Activity
Images should be left out, and everything else in the listing reproduced exactly.

Given data
- Opening Delimiter -

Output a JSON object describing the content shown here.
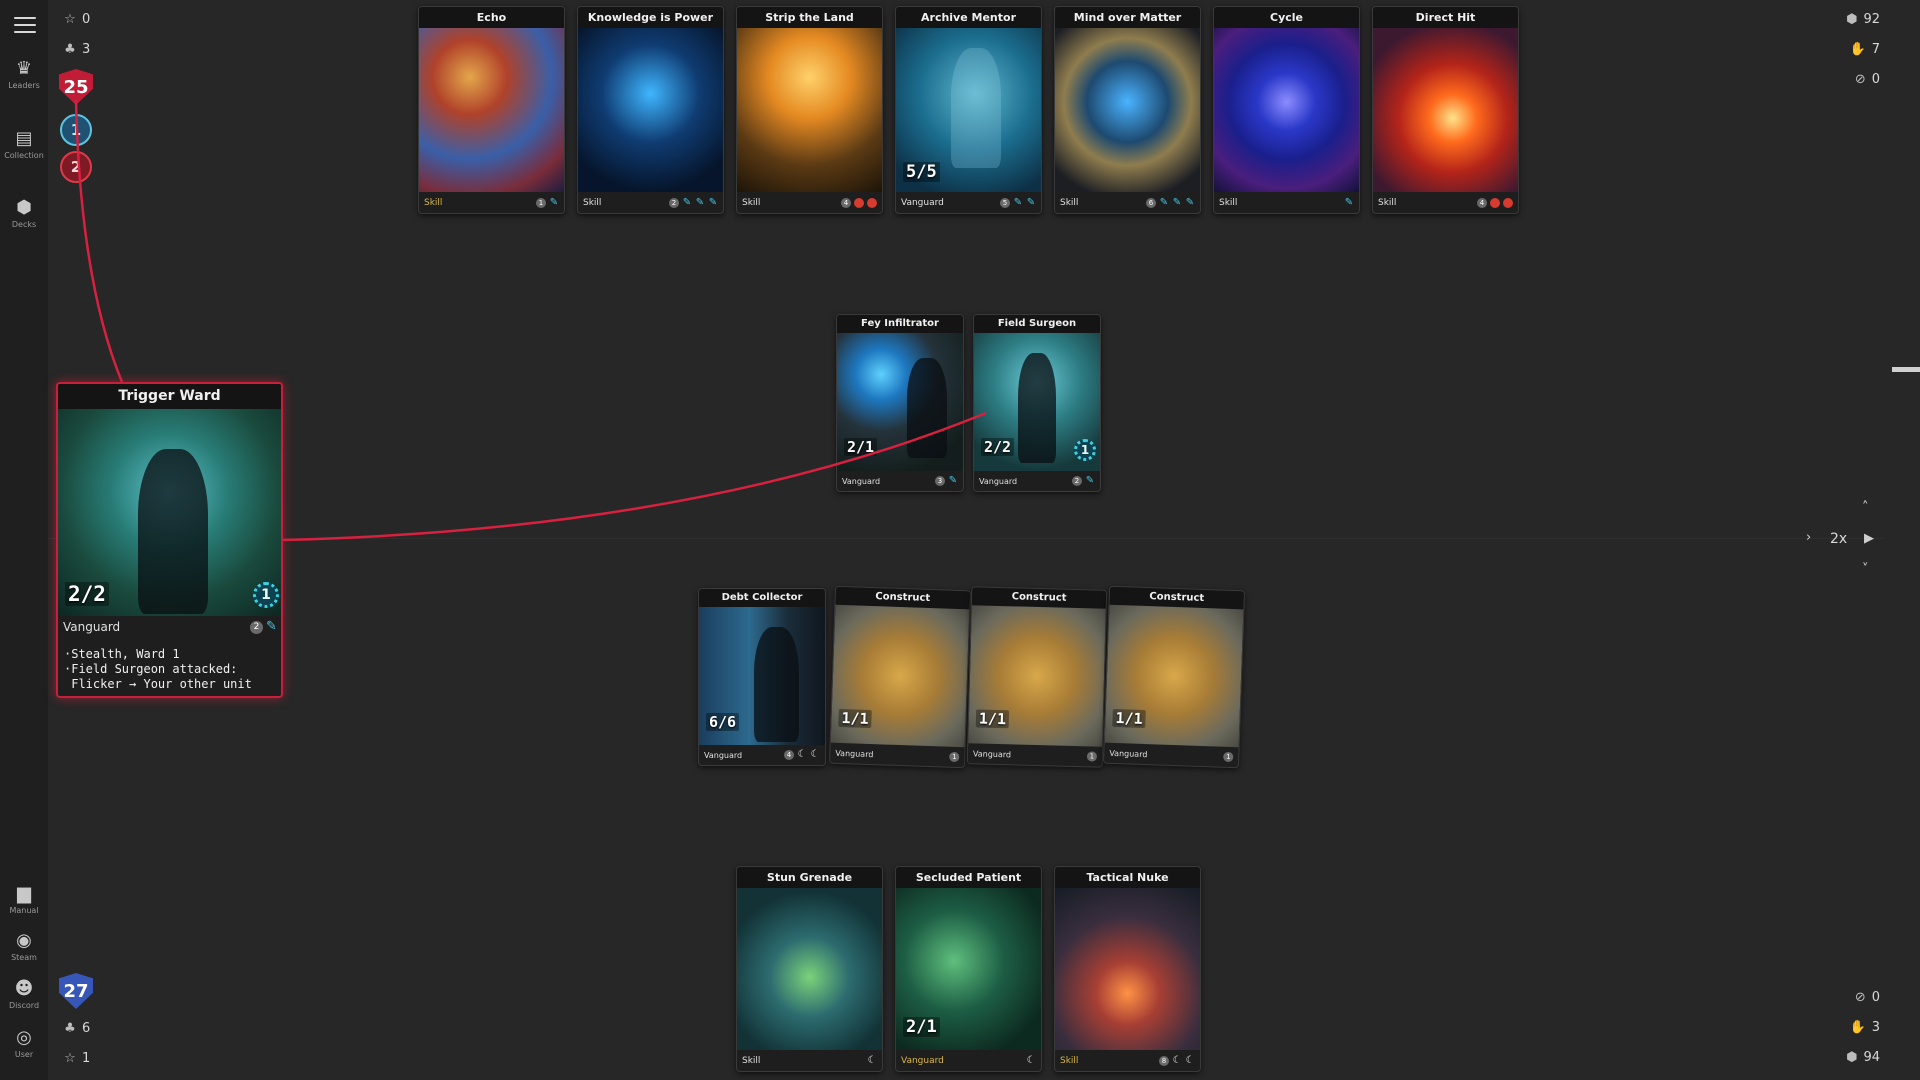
{
  "nav": {
    "leaders": "Leaders",
    "collection": "Collection",
    "decks": "Decks",
    "manual": "Manual",
    "steam": "Steam",
    "discord": "Discord",
    "user": "User"
  },
  "opponent": {
    "stars": "0",
    "units": "3",
    "health": "25",
    "token_blue": "1",
    "token_red": "2",
    "deck": "92",
    "hand": "7",
    "discard": "0"
  },
  "player": {
    "stars": "1",
    "units": "6",
    "health": "27",
    "deck": "94",
    "hand": "3",
    "discard": "0"
  },
  "speed": "2x",
  "opponent_row": [
    {
      "title": "Echo",
      "type": "Skill",
      "cost": "1",
      "pips": [
        "blue"
      ]
    },
    {
      "title": "Knowledge is Power",
      "type": "Skill",
      "cost": "2",
      "pips": [
        "blue",
        "blue",
        "blue"
      ]
    },
    {
      "title": "Strip the Land",
      "type": "Skill",
      "cost": "4",
      "pips": [
        "red",
        "red"
      ]
    },
    {
      "title": "Archive Mentor",
      "type": "Vanguard",
      "cost": "5",
      "stats": "5/5",
      "pips": [
        "blue",
        "blue"
      ]
    },
    {
      "title": "Mind over Matter",
      "type": "Skill",
      "cost": "6",
      "pips": [
        "blue",
        "blue",
        "blue"
      ]
    },
    {
      "title": "Cycle",
      "type": "Skill",
      "cost": "",
      "pips": [
        "blue"
      ]
    },
    {
      "title": "Direct Hit",
      "type": "Skill",
      "cost": "4",
      "pips": [
        "red",
        "red"
      ]
    }
  ],
  "opponent_field": [
    {
      "title": "Fey Infiltrator",
      "type": "Vanguard",
      "cost": "3",
      "stats": "2/1"
    },
    {
      "title": "Field Surgeon",
      "type": "Vanguard",
      "cost": "2",
      "stats": "2/2",
      "ward": "1"
    }
  ],
  "player_field": [
    {
      "title": "Debt Collector",
      "type": "Vanguard",
      "cost": "4",
      "stats": "6/6"
    },
    {
      "title": "Construct",
      "type": "Vanguard",
      "cost": "1",
      "stats": "1/1"
    },
    {
      "title": "Construct",
      "type": "Vanguard",
      "cost": "1",
      "stats": "1/1"
    },
    {
      "title": "Construct",
      "type": "Vanguard",
      "cost": "1",
      "stats": "1/1"
    }
  ],
  "hand": [
    {
      "title": "Stun Grenade",
      "type": "Skill"
    },
    {
      "title": "Secluded Patient",
      "type": "Vanguard",
      "stats": "2/1"
    },
    {
      "title": "Tactical Nuke",
      "type": "Skill",
      "cost": "8"
    }
  ],
  "focus_card": {
    "title": "Trigger Ward",
    "stats": "2/2",
    "ward": "1",
    "type": "Vanguard",
    "cost": "2",
    "line1": "·Stealth, Ward 1",
    "line2": "·Field Surgeon attacked:",
    "line3": " Flicker → Your other unit"
  },
  "colors": {
    "target_line": "#d8203f",
    "accent_blue": "#45c7e6",
    "health_red": "#c21d36",
    "health_blue": "#3657b8"
  }
}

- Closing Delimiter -

Result of this task
Output a JSON object describing the content shown here.
{
  "nav": {
    "leaders": "Leaders",
    "collection": "Collection",
    "decks": "Decks",
    "manual": "Manual",
    "steam": "Steam",
    "discord": "Discord",
    "user": "User"
  },
  "opponent": {
    "stars": "0",
    "units": "3",
    "health": "25",
    "token_blue": "1",
    "token_red": "2",
    "deck": "92",
    "hand": "7",
    "discard": "0"
  },
  "player": {
    "stars": "1",
    "units": "6",
    "health": "27",
    "deck": "94",
    "hand": "3",
    "discard": "0"
  },
  "speed": "2x",
  "opponent_row": [
    {
      "title": "Echo",
      "type": "Skill",
      "cost": "1",
      "pips": [
        "blue"
      ]
    },
    {
      "title": "Knowledge is Power",
      "type": "Skill",
      "cost": "2",
      "pips": [
        "blue",
        "blue",
        "blue"
      ]
    },
    {
      "title": "Strip the Land",
      "type": "Skill",
      "cost": "4",
      "pips": [
        "red",
        "red"
      ]
    },
    {
      "title": "Archive Mentor",
      "type": "Vanguard",
      "cost": "5",
      "stats": "5/5",
      "pips": [
        "blue",
        "blue"
      ]
    },
    {
      "title": "Mind over Matter",
      "type": "Skill",
      "cost": "6",
      "pips": [
        "blue",
        "blue",
        "blue"
      ]
    },
    {
      "title": "Cycle",
      "type": "Skill",
      "cost": "",
      "pips": [
        "blue"
      ]
    },
    {
      "title": "Direct Hit",
      "type": "Skill",
      "cost": "4",
      "pips": [
        "red",
        "red"
      ]
    }
  ],
  "opponent_field": [
    {
      "title": "Fey Infiltrator",
      "type": "Vanguard",
      "cost": "3",
      "stats": "2/1"
    },
    {
      "title": "Field Surgeon",
      "type": "Vanguard",
      "cost": "2",
      "stats": "2/2",
      "ward": "1"
    }
  ],
  "player_field": [
    {
      "title": "Debt Collector",
      "type": "Vanguard",
      "cost": "4",
      "stats": "6/6"
    },
    {
      "title": "Construct",
      "type": "Vanguard",
      "cost": "1",
      "stats": "1/1"
    },
    {
      "title": "Construct",
      "type": "Vanguard",
      "cost": "1",
      "stats": "1/1"
    },
    {
      "title": "Construct",
      "type": "Vanguard",
      "cost": "1",
      "stats": "1/1"
    }
  ],
  "hand": [
    {
      "title": "Stun Grenade",
      "type": "Skill"
    },
    {
      "title": "Secluded Patient",
      "type": "Vanguard",
      "stats": "2/1"
    },
    {
      "title": "Tactical Nuke",
      "type": "Skill",
      "cost": "8"
    }
  ],
  "focus_card": {
    "title": "Trigger Ward",
    "stats": "2/2",
    "ward": "1",
    "type": "Vanguard",
    "cost": "2",
    "line1": "·Stealth, Ward 1",
    "line2": "·Field Surgeon attacked:",
    "line3": " Flicker → Your other unit"
  },
  "colors": {
    "target_line": "#d8203f",
    "accent_blue": "#45c7e6",
    "health_red": "#c21d36",
    "health_blue": "#3657b8"
  }
}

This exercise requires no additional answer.